Society of Gastroenterology Nurses and Associates, Inc. (2009). Manual of gastrointestinal procedures (6th ed.). Chicago, IL: Author.

Society of Gastroenterology Nurses and Associates, Inc. (2013b). Standards of clinical nursing practice and role delineations. [Practice standard]. Chicago, IL: Author.

Recommended Reading

American Society for Gastrointestinal Endoscopy. (2005). Wireless esophageal pH monitoring system. Gastrointestinal Endoscopy, 62(4), 485-487.

American Society for Gastrointestinal Endoscopy. (2011). Sphincter of Oddi manometry.
Gastrointestinal Endoscopy, 74(6), 1175-1180.

American Society for Gastrointestinal Endoscopy. (2012). Esophageal function testing.

Gastrointestinal Endoscopy, 76(2), 231-243.

Bredenoord, A. J., Fox, M., Kahrilas, P. J., Pandolfino, J.E., Schwizer, W., Smout, A.J., & International High Resolution Manometry Working Group. (2012). Chicago classification criteria of esophageal motility disorders defined in high resolution esophageal pressure topography (EPT). Neurogastroenterology Motility, 24, 57-65.

Gyawali, C. P., Bredenoord, A. J., Conklin, J. L., Fox, M., Pandolfino, J. E., Peters, J. H., Roman, S., Staiano, A., & Vaezi, M. F. (2013). Evaluation of esophageal motor function in clinical practice. Neurogastroenterology & Motility, 25, 99-133.

Park, M. (2010). Recent concept in interpreting high-resolution manometry. Journal of Neurogastroenterology Motility, 16, 90-93.

Parkman, H. P. (2006). Training in gastrointestinal motility.
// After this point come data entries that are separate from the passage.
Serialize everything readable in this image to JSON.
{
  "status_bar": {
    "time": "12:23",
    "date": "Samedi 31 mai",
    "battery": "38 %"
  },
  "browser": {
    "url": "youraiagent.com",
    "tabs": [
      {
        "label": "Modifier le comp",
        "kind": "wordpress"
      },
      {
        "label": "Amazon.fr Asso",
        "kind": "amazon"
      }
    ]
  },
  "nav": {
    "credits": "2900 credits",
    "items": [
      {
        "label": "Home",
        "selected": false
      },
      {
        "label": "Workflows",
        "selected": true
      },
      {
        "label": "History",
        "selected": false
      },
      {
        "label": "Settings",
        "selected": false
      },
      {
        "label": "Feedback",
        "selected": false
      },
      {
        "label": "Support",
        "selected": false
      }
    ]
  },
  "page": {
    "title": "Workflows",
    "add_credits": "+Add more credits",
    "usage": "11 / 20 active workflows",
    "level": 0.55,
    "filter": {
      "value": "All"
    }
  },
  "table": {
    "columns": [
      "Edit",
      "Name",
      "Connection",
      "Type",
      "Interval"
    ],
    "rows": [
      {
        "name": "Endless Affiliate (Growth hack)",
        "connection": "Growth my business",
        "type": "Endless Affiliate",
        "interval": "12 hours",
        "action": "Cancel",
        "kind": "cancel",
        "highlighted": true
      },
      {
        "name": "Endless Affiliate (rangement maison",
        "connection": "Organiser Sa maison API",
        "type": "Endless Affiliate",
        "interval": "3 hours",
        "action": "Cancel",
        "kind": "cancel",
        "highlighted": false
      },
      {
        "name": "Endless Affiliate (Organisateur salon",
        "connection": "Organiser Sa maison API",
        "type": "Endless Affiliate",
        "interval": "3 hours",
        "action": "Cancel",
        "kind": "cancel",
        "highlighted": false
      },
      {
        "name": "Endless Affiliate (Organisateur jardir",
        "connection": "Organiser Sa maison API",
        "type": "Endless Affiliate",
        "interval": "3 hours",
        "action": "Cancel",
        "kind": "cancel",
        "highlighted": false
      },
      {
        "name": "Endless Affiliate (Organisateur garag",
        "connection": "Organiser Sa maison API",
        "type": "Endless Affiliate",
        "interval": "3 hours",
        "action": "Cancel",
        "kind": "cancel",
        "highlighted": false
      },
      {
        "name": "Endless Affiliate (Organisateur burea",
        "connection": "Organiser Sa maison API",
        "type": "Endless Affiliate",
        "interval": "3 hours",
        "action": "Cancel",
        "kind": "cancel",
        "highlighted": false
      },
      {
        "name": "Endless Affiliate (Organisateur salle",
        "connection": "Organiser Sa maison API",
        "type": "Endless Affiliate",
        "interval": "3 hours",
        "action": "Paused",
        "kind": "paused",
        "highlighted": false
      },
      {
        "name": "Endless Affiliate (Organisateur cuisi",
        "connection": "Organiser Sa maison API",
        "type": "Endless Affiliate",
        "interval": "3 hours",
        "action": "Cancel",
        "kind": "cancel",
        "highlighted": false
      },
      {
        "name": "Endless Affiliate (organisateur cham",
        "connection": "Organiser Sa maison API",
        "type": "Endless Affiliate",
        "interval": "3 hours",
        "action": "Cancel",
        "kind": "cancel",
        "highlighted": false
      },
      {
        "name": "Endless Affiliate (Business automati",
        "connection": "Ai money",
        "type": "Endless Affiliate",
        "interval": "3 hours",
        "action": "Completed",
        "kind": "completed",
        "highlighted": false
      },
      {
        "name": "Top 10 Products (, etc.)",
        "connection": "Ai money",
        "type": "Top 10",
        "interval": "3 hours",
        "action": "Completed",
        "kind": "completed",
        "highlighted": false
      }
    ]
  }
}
Digestive Disease, 24, 221-227.

Society of Gastroenterology Nurses and Associates, Inc. (2012). Minimum registered nurse staffing for patient care in the gastrointestinal endoscopy unit [Position statement]. Chicago, IL: Author.

Society of Gastroenterology Nurses and Associates, Inc. (2012). Role delineation of the licensed practical/vocational nurse in gastroenterology [Position statement]. Chicago, IL: Author.

Society of Gastroenterology Nurses and Associates, Inc. (2012). Role delineation of the registered nurse in a staff position in gastroenterology [Position statement]. Chicago, IL: Author.

Society of Gastroenterology Nurses and Associates, Inc. (2013). Role delineation of nursing assistive personnel in gastroenterology [Position statement]. Chicago, IL: Author


SGNA Practice Committee 2013-14 ‚Äč
Michelle R. Juan, MSN, RN, CGRN — Chair
Ann Herrin, BSN, RN, CGRN — Co-chair
Judy Lindsay, MA, BSN, RN, CGRN
Midolie Loyola, MSN, RN, CGRN
Beja Mlinarich, BSN, RN, CAPA
Marilee Schmelzer, PhD, RN
Sharon Yorde, BSN, RN, CGRN
Kristine Barman, BSN, RN, CGRN
Cynthia M. Friis, MEd, BSN, RN-BC